After successful recovery from ostomy surgery, you should be able to resume most of your normal lifestyle activities, including dining out with friends or family.
If the thought of heading to a restaurant gives you some pause, check out some great tips and tricks for dining out with an ostomy directly from the me+™ Community – people living full lives with ostomies.
The first thing I recommend is to ensure their pouch is empty before beginning to eat the meal. If there are any food items or spices that an individual is avoiding, such as nuts, then they should confirm with the waiter or waitress that the menu item they ordered does not contain those items. If your meal arrives with any of those items, do not hesitate to let them know. A restaurant is not a place to take risks with food.
Ival Secrest, living with an ostomy since 1978
Enjoy life! Eat what you can and avoid what you can't. Your ostomy should not prevent you from enjoying all parts of life.
Thomas Exler, living with an ostomy since 1969
Be vigilant about asking for exactly what you want. If consumers can request meat-free meals or gluten-free bread, then I certainly can ask for them to leave peanuts off a Chinese dish. I've been asked "oh, are you allergic?" And I say, "nope. I just don't want peanuts on my noodles."
One thing I've recently done is to be sure to ask if buns have sesame seeds on them before ordering burgers. The seeds sometimes get stuck around my stoma and cause irritation. If so, I ask for an alternative. I've even had restaurants make my burger with two bottom buns to avoid the sesame seeds. Be confident in asking for concessions like that.
Back when I was younger, I sometimes just bit the bullet and ate things at restaurants that I knew might cause some discomfort later. Not anymore. If I'm paying for a meal, I want to enjoy it, and my food issues are no different than a lot of other customers.
Ted Taylor, living with an ostomy since 1994
I love lingering over long meals and great conversation, and don’t always want to excuse myself to empty. I find that if I think about wearing clothes that are not too tight and restrictive and that offer some camouflage as my pouch fills. I can empty when I am ready, not because I am worried about people seeing my full pouch.
New foods can be daunting as you recover from surgery. When you are adjusting to your new plumbing, stick to foods you have already had success with when dining out. You would not want to let tummy troubles put a damper on an evening out. As a 15 year ostomate, I know what works for me, but it took a little while to get adventurous with my food choices.
You may feel concerned about odor that might come from emptying your pouch at a restaurant or friends home. Diamonds Gelling Sachets with Odor Control are great to ease concerns about odor and may help restore some confidence.
Sarah Biggart, living with an ostomy since 2004

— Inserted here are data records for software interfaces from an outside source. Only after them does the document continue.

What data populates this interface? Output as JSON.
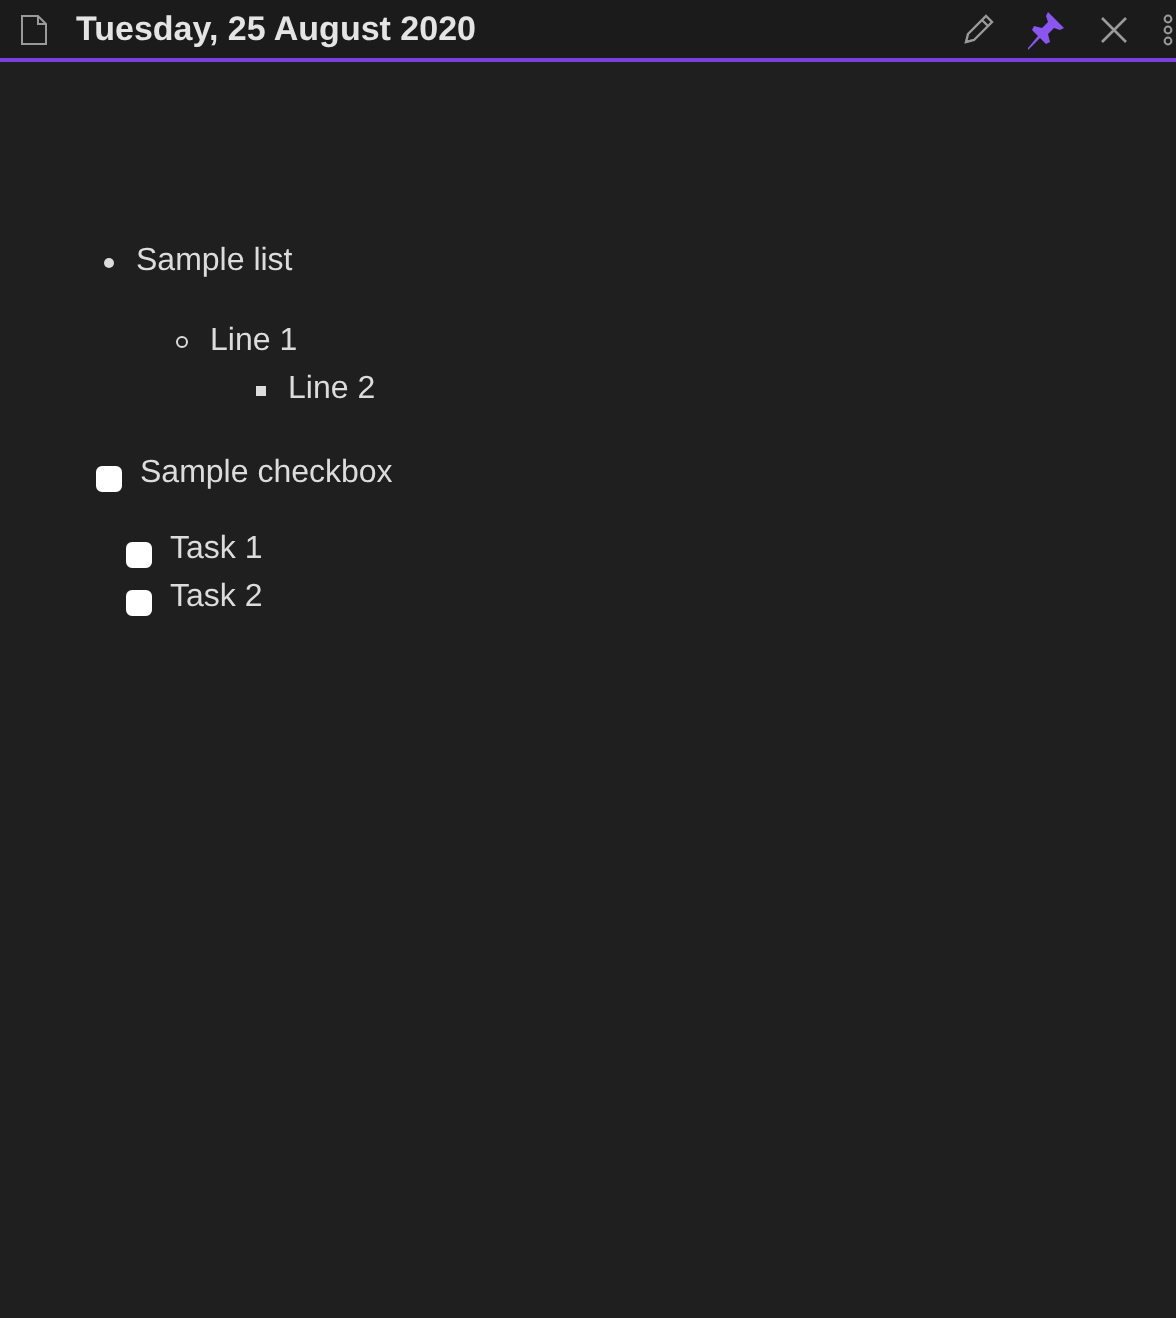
{
  "header": {
    "title": "Tuesday, 25 August 2020",
    "pinned": true
  },
  "list": [
    {
      "text": "Sample list",
      "children": [
        {
          "text": "Line 1",
          "children": [
            {
              "text": "Line 2"
            }
          ]
        }
      ]
    }
  ],
  "checklist": [
    {
      "text": "Sample checkbox",
      "checked": false,
      "children": [
        {
          "text": "Task 1",
          "checked": false
        },
        {
          "text": "Task 2",
          "checked": false
        }
      ]
    }
  ]
}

Eating out is fun, sharing time with other people. Why stay home when you can go out and have fun? There is nothing wrong with going to the bathroom when you are in a restaurant. It is a public place and all public places have restrooms. If you are worried about using a public restroom, make sure that your pouch is empty before you leave the house. Otherwise, go out and enjoy yourself. Life with an ostomy is great! It sure is better for me now than it was before!
Phyllis Rovner, living with an ostomy since 1991
If using the restroom is a concern, call ahead to be sure there are multiple toilet stalls. This can provide comfort knowing you will less likely to have to wait to access a restroom should you need it quickly.
Randy Henniger, living with an ostomy since 1985